Nov 16, 2017, 7:11 AM | Updated: 7:30 am
Want to help end homelessness? You can blame Amazon.com all you want for the problem, but the leading cause of our failures on this issue is the council member who has taken a lead on it since he was elected in 2010.
If you want to end homelessness, you need to boot Seattle Councilmember Mike O’Brien from office.
Homelessness is complex and anyone who tells you otherwise is lying to you. Most politicians won’t be able to tackle this issue in a short timetable. The problem is that O’Brien pretends — or actually believes — that he knows what he’s doing. He doesn’t.
Homelessness has become worse under O’Brien’s leadership. He lacks what sometimes seems like a basic understanding of the issue. In his world, if you throw money at a problem — while demonizing businesses, of course — the problems go away. That hasn’t worked, but that won’t stop him from trying to bilk tax dollars from businesses he hates. O’Brien attempted to push this line of thinking with the failed, hastily-conceived head tax that even nonprofits like the Millionair Club Charity rejected.
“…it may be that my presence at a table [with business leaders] is not helpful,” O’Brien said at a council meeting this week, with a smirk and a chuckle.
He seems to relish that the business community wants nothing to do with him on this. Leaders don’t push stakeholders away; they bring them together. O’Brien has no interest in that. He simply wants ownership of an issue, without any consequences for the lack of results.
But could the issue be significantly tackled without the $24 million he initially asked for? I asked that question to Jon Fine, president and CEO of the United Way of King County, a group that actually works on the ground with the homeless.

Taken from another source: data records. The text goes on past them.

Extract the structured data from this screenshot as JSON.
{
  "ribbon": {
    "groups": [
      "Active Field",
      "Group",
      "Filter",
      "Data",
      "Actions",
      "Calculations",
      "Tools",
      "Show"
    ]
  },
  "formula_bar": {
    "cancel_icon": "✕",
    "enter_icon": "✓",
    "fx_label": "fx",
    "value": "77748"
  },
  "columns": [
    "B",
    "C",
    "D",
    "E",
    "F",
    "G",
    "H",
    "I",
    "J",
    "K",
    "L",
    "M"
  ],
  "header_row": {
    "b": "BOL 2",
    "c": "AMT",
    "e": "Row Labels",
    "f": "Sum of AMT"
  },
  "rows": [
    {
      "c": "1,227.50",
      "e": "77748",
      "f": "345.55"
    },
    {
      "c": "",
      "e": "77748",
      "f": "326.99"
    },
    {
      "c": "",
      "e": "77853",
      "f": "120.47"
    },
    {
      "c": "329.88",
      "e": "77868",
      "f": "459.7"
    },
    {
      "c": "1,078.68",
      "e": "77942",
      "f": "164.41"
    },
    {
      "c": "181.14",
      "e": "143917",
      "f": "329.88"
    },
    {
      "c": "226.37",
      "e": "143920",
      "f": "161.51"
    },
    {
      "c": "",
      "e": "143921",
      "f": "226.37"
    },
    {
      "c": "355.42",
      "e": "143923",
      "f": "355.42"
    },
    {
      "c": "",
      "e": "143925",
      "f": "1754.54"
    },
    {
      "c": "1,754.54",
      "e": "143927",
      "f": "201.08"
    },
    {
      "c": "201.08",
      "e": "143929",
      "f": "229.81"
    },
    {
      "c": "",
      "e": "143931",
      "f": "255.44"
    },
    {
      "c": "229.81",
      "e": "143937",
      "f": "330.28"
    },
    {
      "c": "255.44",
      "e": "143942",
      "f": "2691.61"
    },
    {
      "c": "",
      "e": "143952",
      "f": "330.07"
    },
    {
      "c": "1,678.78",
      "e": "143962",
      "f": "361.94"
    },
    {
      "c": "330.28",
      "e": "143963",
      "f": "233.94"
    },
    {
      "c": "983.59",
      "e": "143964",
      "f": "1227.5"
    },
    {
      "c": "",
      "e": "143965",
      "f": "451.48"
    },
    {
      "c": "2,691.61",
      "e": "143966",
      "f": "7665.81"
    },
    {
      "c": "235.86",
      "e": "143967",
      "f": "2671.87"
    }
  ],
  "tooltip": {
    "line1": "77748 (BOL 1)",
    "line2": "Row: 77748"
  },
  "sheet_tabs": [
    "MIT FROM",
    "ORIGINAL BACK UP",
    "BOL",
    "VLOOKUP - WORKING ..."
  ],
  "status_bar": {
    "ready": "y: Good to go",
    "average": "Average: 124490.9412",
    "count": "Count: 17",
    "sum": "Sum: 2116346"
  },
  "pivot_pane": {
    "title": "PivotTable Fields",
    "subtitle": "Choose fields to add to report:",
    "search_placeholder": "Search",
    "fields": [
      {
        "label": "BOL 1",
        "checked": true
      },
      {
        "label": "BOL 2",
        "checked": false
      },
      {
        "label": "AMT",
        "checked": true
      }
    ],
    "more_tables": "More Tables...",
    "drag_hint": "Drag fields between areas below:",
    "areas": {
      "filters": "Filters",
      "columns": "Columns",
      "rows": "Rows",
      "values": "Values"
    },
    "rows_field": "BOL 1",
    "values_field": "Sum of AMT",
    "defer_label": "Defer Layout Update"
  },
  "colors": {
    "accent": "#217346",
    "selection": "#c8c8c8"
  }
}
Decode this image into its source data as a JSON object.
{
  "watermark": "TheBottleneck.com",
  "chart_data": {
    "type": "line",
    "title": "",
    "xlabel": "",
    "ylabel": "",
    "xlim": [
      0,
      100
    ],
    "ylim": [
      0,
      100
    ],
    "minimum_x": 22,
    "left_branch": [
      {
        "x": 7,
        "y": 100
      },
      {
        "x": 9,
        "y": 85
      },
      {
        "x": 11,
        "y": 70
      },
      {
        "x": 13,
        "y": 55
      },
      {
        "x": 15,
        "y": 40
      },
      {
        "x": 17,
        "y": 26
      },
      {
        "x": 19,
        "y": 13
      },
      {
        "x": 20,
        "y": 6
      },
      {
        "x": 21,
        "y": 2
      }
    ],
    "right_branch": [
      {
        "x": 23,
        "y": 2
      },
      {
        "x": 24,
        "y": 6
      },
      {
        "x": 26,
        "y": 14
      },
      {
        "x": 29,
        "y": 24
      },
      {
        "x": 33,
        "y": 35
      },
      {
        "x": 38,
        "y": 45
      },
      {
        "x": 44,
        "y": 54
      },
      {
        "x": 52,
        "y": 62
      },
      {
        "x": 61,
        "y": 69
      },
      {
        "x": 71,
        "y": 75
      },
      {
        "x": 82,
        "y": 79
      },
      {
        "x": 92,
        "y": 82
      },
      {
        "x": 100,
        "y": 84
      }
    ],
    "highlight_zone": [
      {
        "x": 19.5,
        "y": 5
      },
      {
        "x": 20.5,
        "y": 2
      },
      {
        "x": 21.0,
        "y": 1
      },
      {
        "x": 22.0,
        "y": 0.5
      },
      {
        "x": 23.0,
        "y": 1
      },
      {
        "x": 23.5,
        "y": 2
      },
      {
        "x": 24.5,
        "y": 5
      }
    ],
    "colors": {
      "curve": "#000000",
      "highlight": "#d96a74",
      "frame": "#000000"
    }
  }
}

His answer? “Yes, I believe that’s conceivable.”
Well, how about that.
Fine argues we’re sometimes spending money inefficiently and end up giving too much of it to well-intentioned, but ineffective programs. He urges the government use “performance standards.” In other words, you give money to programs that show results, not just good intentions. This is not political. He takes no stand on the head tax, for example. It’s an opinion informed by the reality of some programs designed to help the homeless that are clearly not working.
We often hear O’Brien imply shelters are at capacity. They’re not. Fine estimates about 80 percent of them are filled. I’ve heard similar statements, without percentages, from Seattle’s Union Gospel Mission over the many years I’ve chatted with their folks. Shelters aren’t over-capacity; they’re just not transitioning people out fast enough.
What is it that Fine, the Millionair Club, and Seattle’s Union Gospel Mission knows that O’Brien doesn’t? A lot. Maybe everything. O’Brien wants to demonize big business; nonprofits want to work with businesses to find solutions. O’Brien finds it acceptable that the homeless live in parks and in broken down cars without any worry. Our nonprofits want to get people into programs and into permanent shelter.
Here’s a novel idea on tackling homelessness: leave the guy with few results out of the equation and maybe we’ll get somewhere.
- Tune in to AM 770 KTTH weekdays at 3-7pm toThe Jason Rantz Show.